We explore Psalm 8 in this study both from the perspective of the psalmist musing on the greatest of God as revealed in His creation and yet having such concern and granting such exaltation to mankind and from the perspective of Christians awestruck at the wonder of what God is doing in Christianity through Jesus and the hypostatic union. We discussed the danger the power God wishes to give us poses and the need for conversion to be prepared to receive such power. We also look at some of the ways the New Testament writers used this psalm and saw it as prophetic.
We began tonight's study with an outline of the rankings of liturgical days: Solemnities, Feasts, and Obligatory and Optional Memorials.
We continued with the burst of praise that is Psalm 113. We explained the meaning of the word Hallelujah and the reasons behind the different spellings and pronunciations. We looked at its cultural context amidst the return from the Babylonian exile and its praise of a God who is both transcendent and immanent. Finally, we discussed how a Jewish and Christian understanding of the reference the barren woman bringing forth children might be different.

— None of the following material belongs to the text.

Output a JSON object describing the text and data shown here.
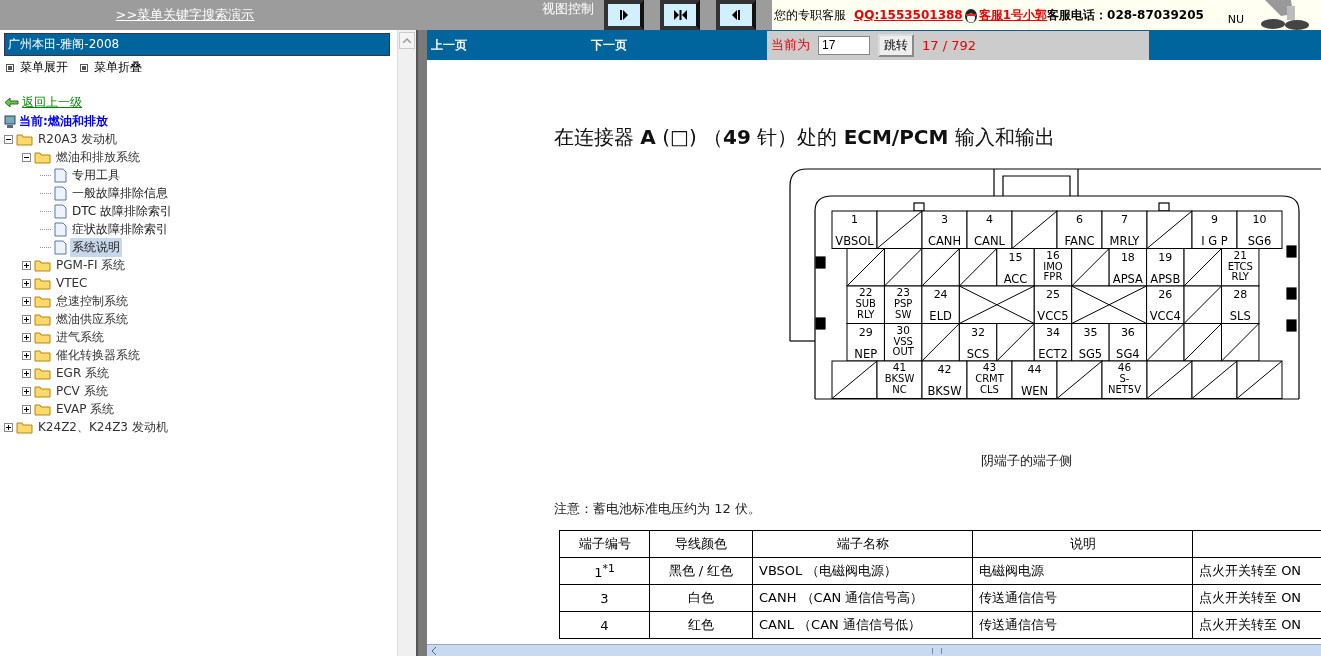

We conclude with another explosion of praise — Psalm 147:12-20. We explain why the Divine Office starts in the middle of the psalm and its context around the rebuilding of the wall of Jerusalem with several references to the Book of Nehemiah. We end in appreciation of how what God is doing in Christianity is different than any other religion and how that is a source of our praise.
We suggest you begin here:
Foundations of Bible Study